Editor's Note: Christopher Avery (above) is keynoting at The Path to Agility conference on May 23 - 24, 2012 at the Arena Grand Theater in Columbus. 

Christopher Avery: Leadership With Agility
By Terreece Clarke, April 26th, 2012

Christopher Avery, author of “Teamwork is an Individual Skill” and a keynote speaker at The Path to Agility conference on May 24th, is fascinated by the complexities of Agile leadership and its adoption across other industries.

"Agile was named/invented in the software industry so adoption there is ahead of other industries.” Avery said. “However every industry, company, role, and function that is exposed to change, complexity, and uncertainty can learn the mindset and tools for thriving if they are willing to outlearn their competition by practicing responsibility and adopting an agile culture and disciplines.”

Agile in Three Steps

Across any industry, Avery outlines three steps that can be taken to be successful in Agile leadership.

“Taking 100 percent personal responsibility for producing value is the overarching leadership approach,” he said. “To do that we must learn, correct, and improve based on feedback loops. Then we must fearlessly confront impediments to creating value where-ever those impediments are and regardless of whether they are in our control or authority.”

But this isn’t a new concept. In fact, suggests Avery, the very ‘beginnings’ of Agile practices began nearly a century ago before the software industry emerged.

“The roots of agile come from the Quality movement focus on continuous improvement that began in the 1940s and first made its mark in manufacturing,” he said. “So the linear-thinking style of most companies and executives today has been obsolete for half a century.”

Agile = Responsibility

Leaders interested in successful Agile leadership find themselves challenged by Avery's Responsibility Process, digging deep to undo years of learned behavior based on society’s expectations of what responsibility means.

"I want people to know how personal responsibility works in their minds -- how they can tap into their personal guidance system to have the life, work, and relationships of their dreams," he said.

He also said the most pressing issue leaders in charge of leading large change efforts face is their own resistance, defensiveness and coping mechanisms.

“...the basis for all leadership is self-leadership, which many so-called leaders don't do very well. That's why we have such an outcry for real, true, authentic leaders.”

Responsibility Drives Leadership

Personal responsibility has been the cornerstone of Avery's focus for years, making the connection between Agile and his research into leadership theory a seamless one.

“From about [age] 22 to 40 I was in search of a purpose. It found me,” he said. “In 1990 I set out to understand what personal responsibility is. I determined that teams work when people share responsibility for something larger than their role.”
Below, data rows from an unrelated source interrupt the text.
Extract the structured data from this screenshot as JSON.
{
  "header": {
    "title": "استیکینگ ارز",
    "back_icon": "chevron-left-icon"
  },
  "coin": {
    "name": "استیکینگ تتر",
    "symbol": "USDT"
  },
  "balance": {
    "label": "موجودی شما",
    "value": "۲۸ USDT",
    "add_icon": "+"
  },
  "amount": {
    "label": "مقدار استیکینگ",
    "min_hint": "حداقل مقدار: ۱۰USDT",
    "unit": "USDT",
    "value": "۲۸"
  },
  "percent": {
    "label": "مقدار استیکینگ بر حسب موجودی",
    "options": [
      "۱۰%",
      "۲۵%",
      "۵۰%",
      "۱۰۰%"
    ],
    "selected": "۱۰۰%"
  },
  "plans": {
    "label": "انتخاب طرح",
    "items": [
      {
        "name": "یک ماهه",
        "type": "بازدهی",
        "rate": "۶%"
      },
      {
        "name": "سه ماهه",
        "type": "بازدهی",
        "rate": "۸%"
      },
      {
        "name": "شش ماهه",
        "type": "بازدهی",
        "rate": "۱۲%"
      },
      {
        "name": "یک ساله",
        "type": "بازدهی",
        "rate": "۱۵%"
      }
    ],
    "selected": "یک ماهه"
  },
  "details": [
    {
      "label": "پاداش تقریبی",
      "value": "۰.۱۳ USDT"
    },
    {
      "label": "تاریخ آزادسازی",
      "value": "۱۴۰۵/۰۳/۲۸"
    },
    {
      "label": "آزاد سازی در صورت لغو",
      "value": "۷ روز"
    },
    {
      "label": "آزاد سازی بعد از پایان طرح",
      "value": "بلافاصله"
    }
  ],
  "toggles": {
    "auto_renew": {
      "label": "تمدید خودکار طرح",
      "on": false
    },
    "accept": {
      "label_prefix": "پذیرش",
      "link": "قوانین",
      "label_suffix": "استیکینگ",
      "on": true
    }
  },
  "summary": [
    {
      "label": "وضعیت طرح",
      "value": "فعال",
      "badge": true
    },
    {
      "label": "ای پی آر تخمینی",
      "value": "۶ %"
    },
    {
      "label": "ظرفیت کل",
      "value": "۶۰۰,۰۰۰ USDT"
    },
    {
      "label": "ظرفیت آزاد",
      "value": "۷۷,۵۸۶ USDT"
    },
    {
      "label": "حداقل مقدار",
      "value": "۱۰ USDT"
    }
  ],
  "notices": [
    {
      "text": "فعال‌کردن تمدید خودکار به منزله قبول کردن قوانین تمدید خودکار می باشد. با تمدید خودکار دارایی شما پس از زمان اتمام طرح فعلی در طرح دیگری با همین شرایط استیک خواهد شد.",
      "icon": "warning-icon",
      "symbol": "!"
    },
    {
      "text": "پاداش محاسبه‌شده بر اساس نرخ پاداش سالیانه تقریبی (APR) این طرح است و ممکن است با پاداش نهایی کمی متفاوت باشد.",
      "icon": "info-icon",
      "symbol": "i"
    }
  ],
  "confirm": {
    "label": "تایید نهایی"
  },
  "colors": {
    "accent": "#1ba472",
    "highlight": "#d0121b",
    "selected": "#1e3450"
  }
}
“Everyone is born with the Leadership Gift. But most people never realize they have it so they don't develop it. With the research of the last 25 years we now know how to help you develop, practice, and even master your Leadership Gift.”

Avery uses the word "gift" because, he said, everyone is born with a mental program called the "Responsibility Process."

"It activates every time something goes wrong big or small," he said. "When things go wrong we can either cope or grow. In short, the story of the Leadership Gift is that we are all born with it (it being the Responsibility Process). Every act of leadership calls on the Responsibility Process. Most people never know they have this faculty, so they don’t develop it. Now, with the research of the last twenty five years, we know how to develop and master the Leadership Gift.”

Every Day Leaders

IT Martini asked this expert on leadership which leader he most admired, in any place and time.

Avery’s answer was surprising.

“Last week,” he began “a courageous woman with a traumatic brain injury attended my workshop "Leading People to Take Responsibility and Demonstrate Ownership."

While she visibly struggled and even checked out briefly to re-compose herself when the rigorous workshop experience impinged on her emotional and cognitive limits, she was determined to live, to thrive, to grow and to contribute. She was one of the most engaged and responsive participants that day. She confided in me privately that she was struggling mightily to completely own her "limitation." I said to her "aren't we all?"

“This week she is the leader that inspires me.”